vt Stolen Lives
US / 91 minutes / color / A2, Code, Arclight, IFC Dir: Anders Anderson Pr: Al Corley, Bart Rosenblatt, Eugene Musso, Anders Anderson, Andy Steinman Scr: Glenn Taranto Cine: Andy Steinman Cast: Jon Hamm, Josh Lucas, Rhona Mitra, James Van Der Beek, Jessica Chastain, Joanna Cassidy, Jimmy Bennett, Morena Baccarin, Michael Cudlitz, Andy Milder, Holt McCallany, Marcus Thomas, Ty Panitz, Kali Rocha, Beth Grant.
Eight years ago, while cop Tom Adkins (Hamm) briefly visited the restroom, his 10-year-old son Tommy Jr (Panitz) disappeared from the diner where they’d been eating, never to be seen again; he’s convinced Tommy Jr was murdered by a man called Bert Rogianni, who has recently been sentenced for two other child abductions/murders but staunchly denies having killed Tom’s son.
Tommy Jr’s room is kept just as he left it.
When a call comes that the skeleton of a child has been discovered buried in a box at a construction site, Tom and his wife Barbara (Mitra) assume that at last Tommy Jr has been found. But the forensics people announce that the remains are more like fifty years old than eight and that the dead child suffered from some kind of brain damage. Desperately seeking redemption for what he regards as his own failing in the loss of Tommy, Tom sets out to solve this very cold case.

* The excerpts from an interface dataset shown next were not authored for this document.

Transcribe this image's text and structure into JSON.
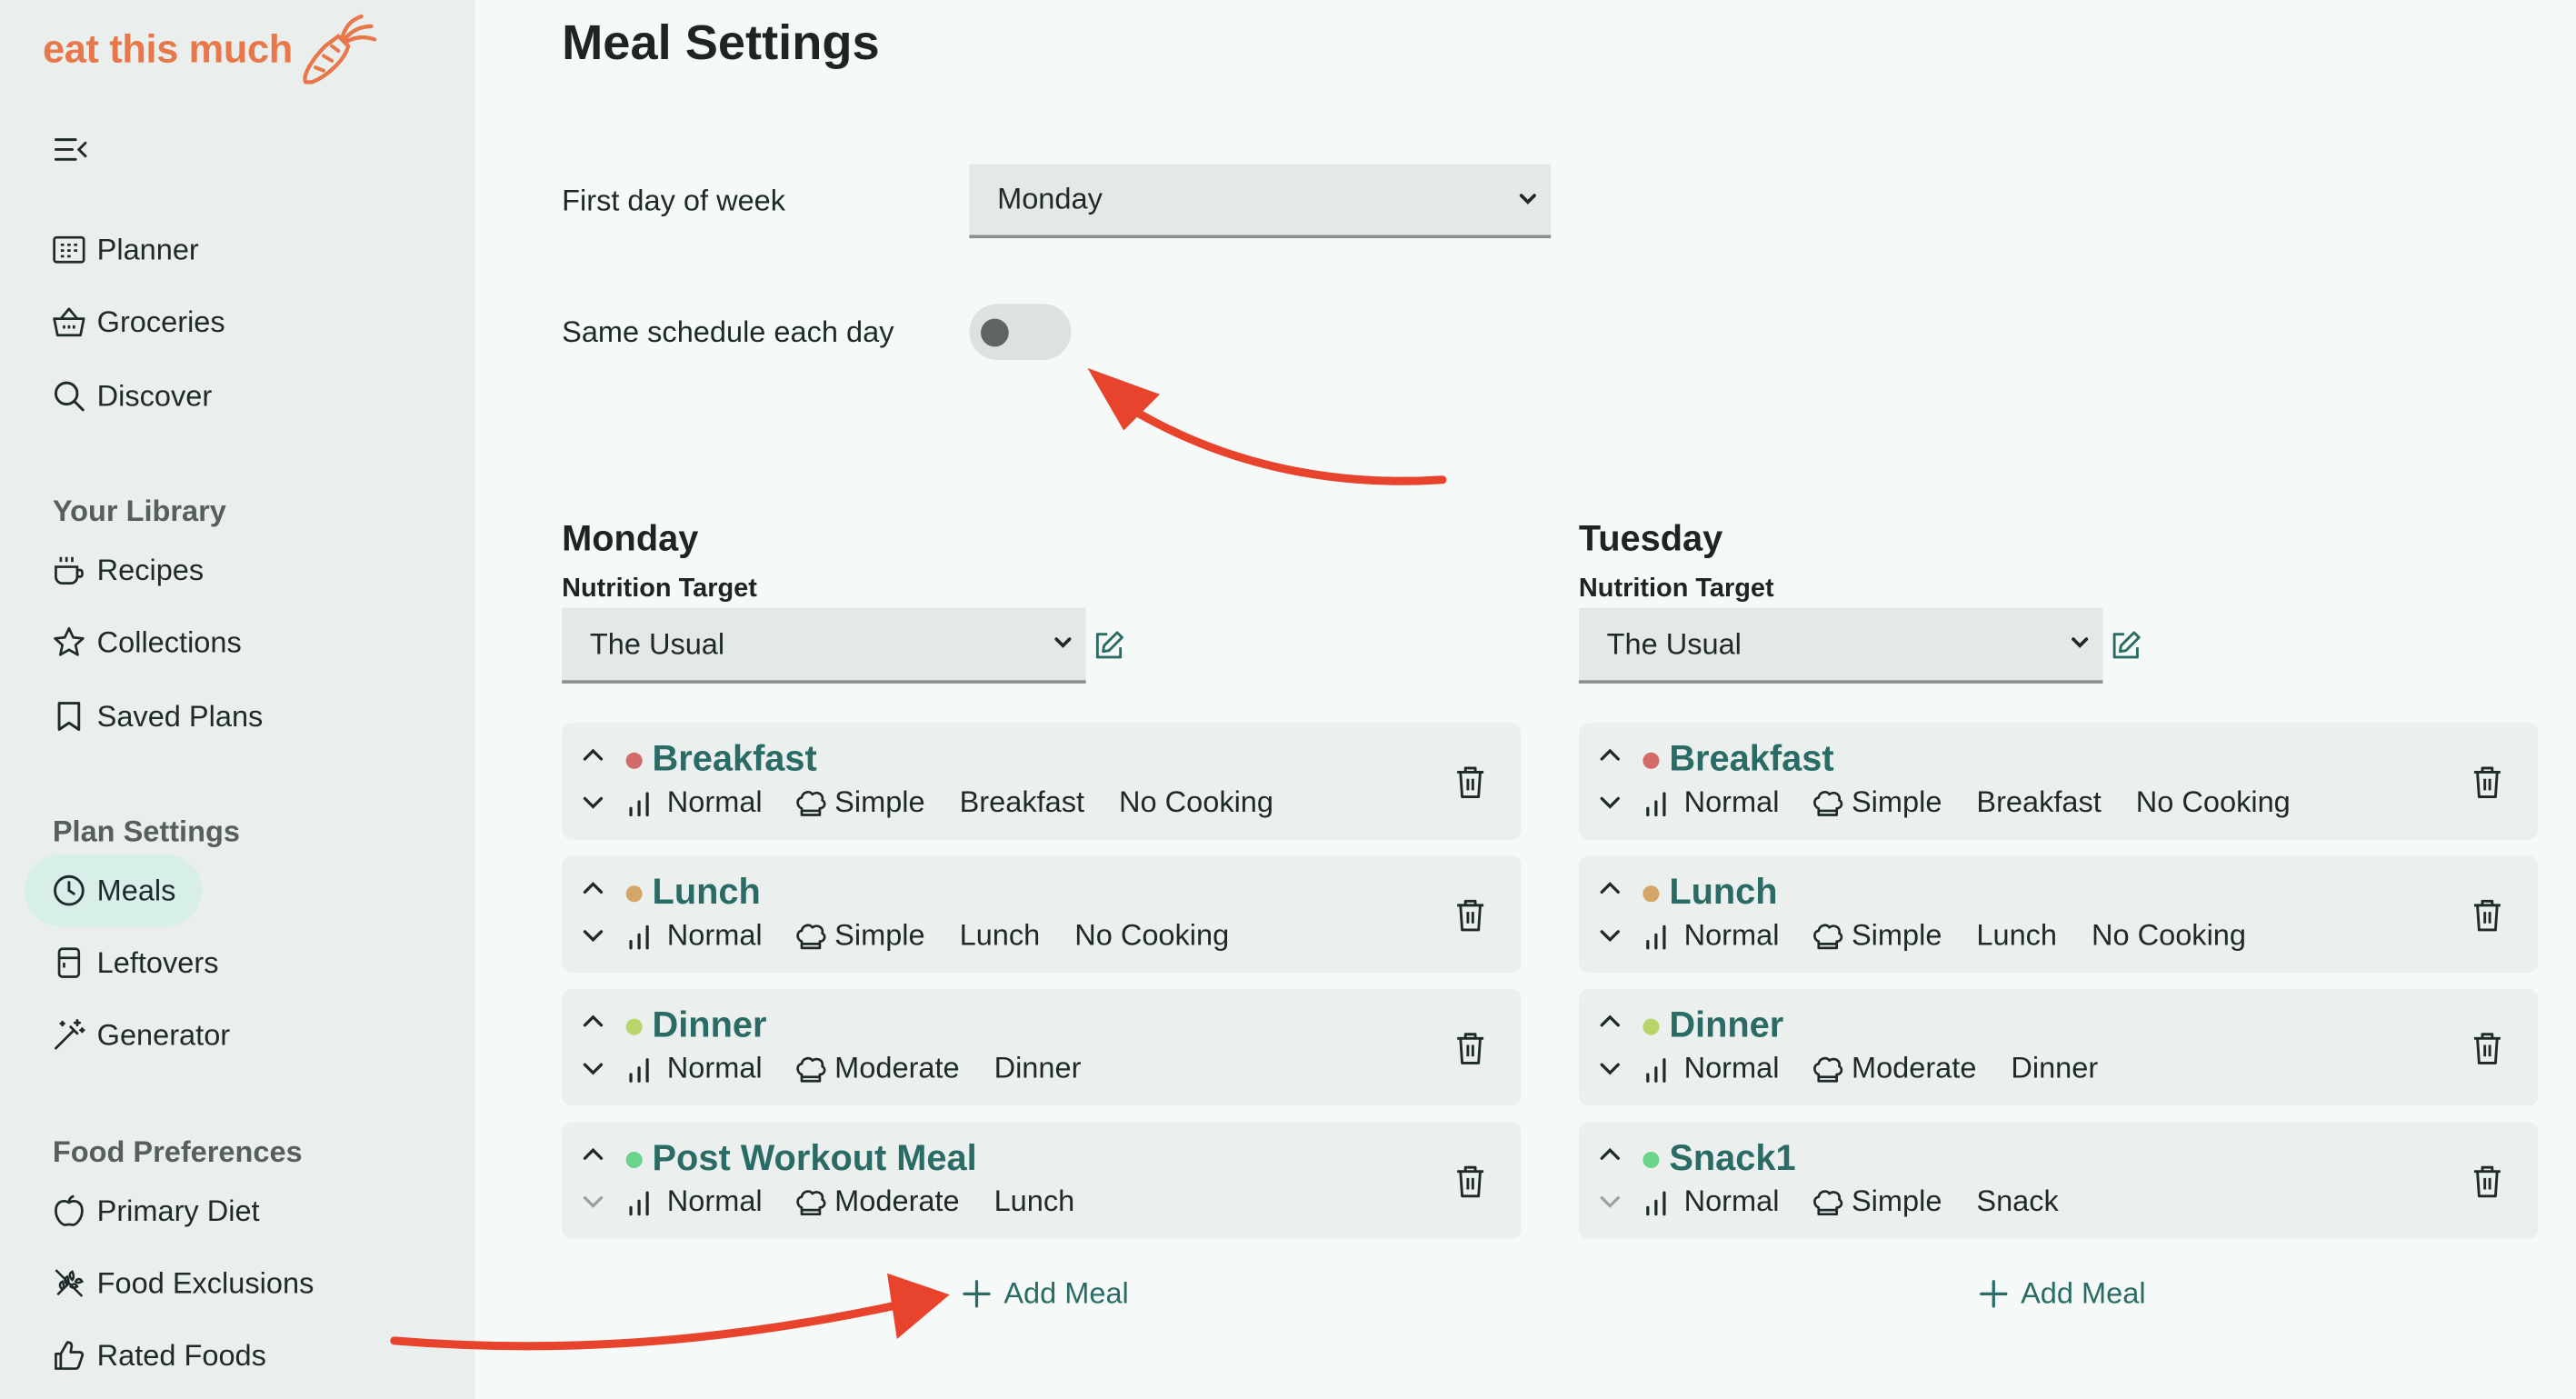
{
  "brand": {
    "logo_text": "eat this much",
    "accent": "#e8784c"
  },
  "sidebar": {
    "nav": [
      {
        "label": "Planner",
        "icon": "calendar-icon"
      },
      {
        "label": "Groceries",
        "icon": "basket-icon"
      },
      {
        "label": "Discover",
        "icon": "search-icon"
      }
    ],
    "library_title": "Your Library",
    "library": [
      {
        "label": "Recipes",
        "icon": "cup-icon"
      },
      {
        "label": "Collections",
        "icon": "star-icon"
      },
      {
        "label": "Saved Plans",
        "icon": "bookmark-icon"
      }
    ],
    "plan_settings_title": "Plan Settings",
    "plan_settings": [
      {
        "label": "Meals",
        "icon": "clock-icon",
        "active": true
      },
      {
        "label": "Leftovers",
        "icon": "container-icon"
      },
      {
        "label": "Generator",
        "icon": "magic-wand-icon"
      }
    ],
    "food_prefs_title": "Food Preferences",
    "food_prefs": [
      {
        "label": "Primary Diet",
        "icon": "apple-icon"
      },
      {
        "label": "Food Exclusions",
        "icon": "wheat-off-icon"
      },
      {
        "label": "Rated Foods",
        "icon": "thumbs-up-icon"
      }
    ]
  },
  "main": {
    "title": "Meal Settings",
    "first_day_label": "First day of week",
    "first_day_value": "Monday",
    "same_schedule_label": "Same schedule each day",
    "same_schedule_on": false,
    "nutrition_target_label": "Nutrition Target",
    "add_meal_label": "Add Meal",
    "days": [
      {
        "name": "Monday",
        "target": "The Usual",
        "meals": [
          {
            "name": "Breakfast",
            "dot": "#d46a6a",
            "size": "Normal",
            "complexity": "Simple",
            "type": "Breakfast",
            "extra": "No Cooking"
          },
          {
            "name": "Lunch",
            "dot": "#d4a66a",
            "size": "Normal",
            "complexity": "Simple",
            "type": "Lunch",
            "extra": "No Cooking"
          },
          {
            "name": "Dinner",
            "dot": "#b8d46a",
            "size": "Normal",
            "complexity": "Moderate",
            "type": "Dinner",
            "extra": ""
          },
          {
            "name": "Post Workout Meal",
            "dot": "#6ad48a",
            "size": "Normal",
            "complexity": "Moderate",
            "type": "Lunch",
            "extra": ""
          }
        ]
      },
      {
        "name": "Tuesday",
        "target": "The Usual",
        "meals": [
          {
            "name": "Breakfast",
            "dot": "#d46a6a",
            "size": "Normal",
            "complexity": "Simple",
            "type": "Breakfast",
            "extra": "No Cooking"
          },
          {
            "name": "Lunch",
            "dot": "#d4a66a",
            "size": "Normal",
            "complexity": "Simple",
            "type": "Lunch",
            "extra": "No Cooking"
          },
          {
            "name": "Dinner",
            "dot": "#b8d46a",
            "size": "Normal",
            "complexity": "Moderate",
            "type": "Dinner",
            "extra": ""
          },
          {
            "name": "Snack1",
            "dot": "#6ad48a",
            "size": "Normal",
            "complexity": "Simple",
            "type": "Snack",
            "extra": ""
          }
        ]
      }
    ]
  },
  "annotation_color": "#e8432c"
}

In parallel with the story of the Adkinses, we’re told of Matthew Wakefield (Lucas) who in 1958, after the suicide of his wife, leaves his two elder sons in the care of her sister Cora (Rocha) and Cora’s husband Jonas (Cudlitz) while he goes in search of work and security with youngest son John (Bennett)—whom the self-righteous Cora and Jonas won’t look after because he’s “a retard”.
Jimmy Bennett turns in a great performance as John.
Matthew finds work on a construction site, where he’s befriended by fellow-laborers The Swede (McCallany) and Diploma (Van Der Beek); all the laborers are known by nicknames rather than their real ones, Matthew becoming Christian. One night, when Matthew and Diploma are out at a bar with John in tow, Matthew allows himself to be seduced by Rose Montgomery (Baccarin), the free-spirited wife of a local gas-station owner. As Matthew and Rose make raucous whoopee up against the rear wall of the bar, John vanishes from the back of the car where Matthew left him sleeping . . .
Matthew’s good buddy Diploma (James Van Der Beek).
Matthew’s first sight of the temptress Rose Montgomery (Morena Baccarin).
Fifty years on, few of the relevant witnesses to the 1958 disappearance survive. Once Tom has with reasonable certainty identified the “boy in the box” as young John Wakefield, however, Matthew’s cousin Edvena (Grant) and second wife Sally Ann (Chastain) recall the sweet young boy they never saw again, and a fading photo that Sally Ann has of Matthew with his work buddies helps Tom solve both the old murder case and the murder of his own son.
Hamm and Lucas are both more than competent in the two central roles, but the real thespian joys come from some of the supporting cast, most especially Bennett as the mentally impaired child. Mitra (as Tom’s wife), Baccarin (as the exceptionally alluring tramp) and Van Der Beek (as Diploma, young and old) are also very fine. The transitions between the two time periods are well handled, especially visually, so that—despite what could have been a problematic similarity of affect between the two principals—we’re never in any danger of confusion between the two parallel stories. Overall, this is a very intelligent movie, never sacrificing its integrity for cheap sensation and gaining considerably through this restraint; for example, the fact that we see nothing of the murders makes those crimes all the more chilling, because we begin to share the emotions of the grieving parents, their resignation and their desperate hopes.
Barbara (Rhona Mitra) and Tom (Jon Hamm), reconciled at last to their son’s death.
Stolen was widely panned by the critics on release; an exception was Rex Reed of the New York Observer, whose opinion roughly reflected my own: “Not a masterpiece, perhaps, but technically polished, with inspired performances and enough suspense that . . . I was so wired I needed a Valium.” In an unusual example of a complete disparity of reception, later critics—on blogs and forums—have tended to rate it quite highly. It’s feasible that the movie was completely re-edited and recut for DVD release, but I’ve found no evidence that this was the case. Perhaps the professional critics expected gunfights and car chases and were disappointed to find themselves confronted by an almost literary piece.
On Amazon.com: Stolen.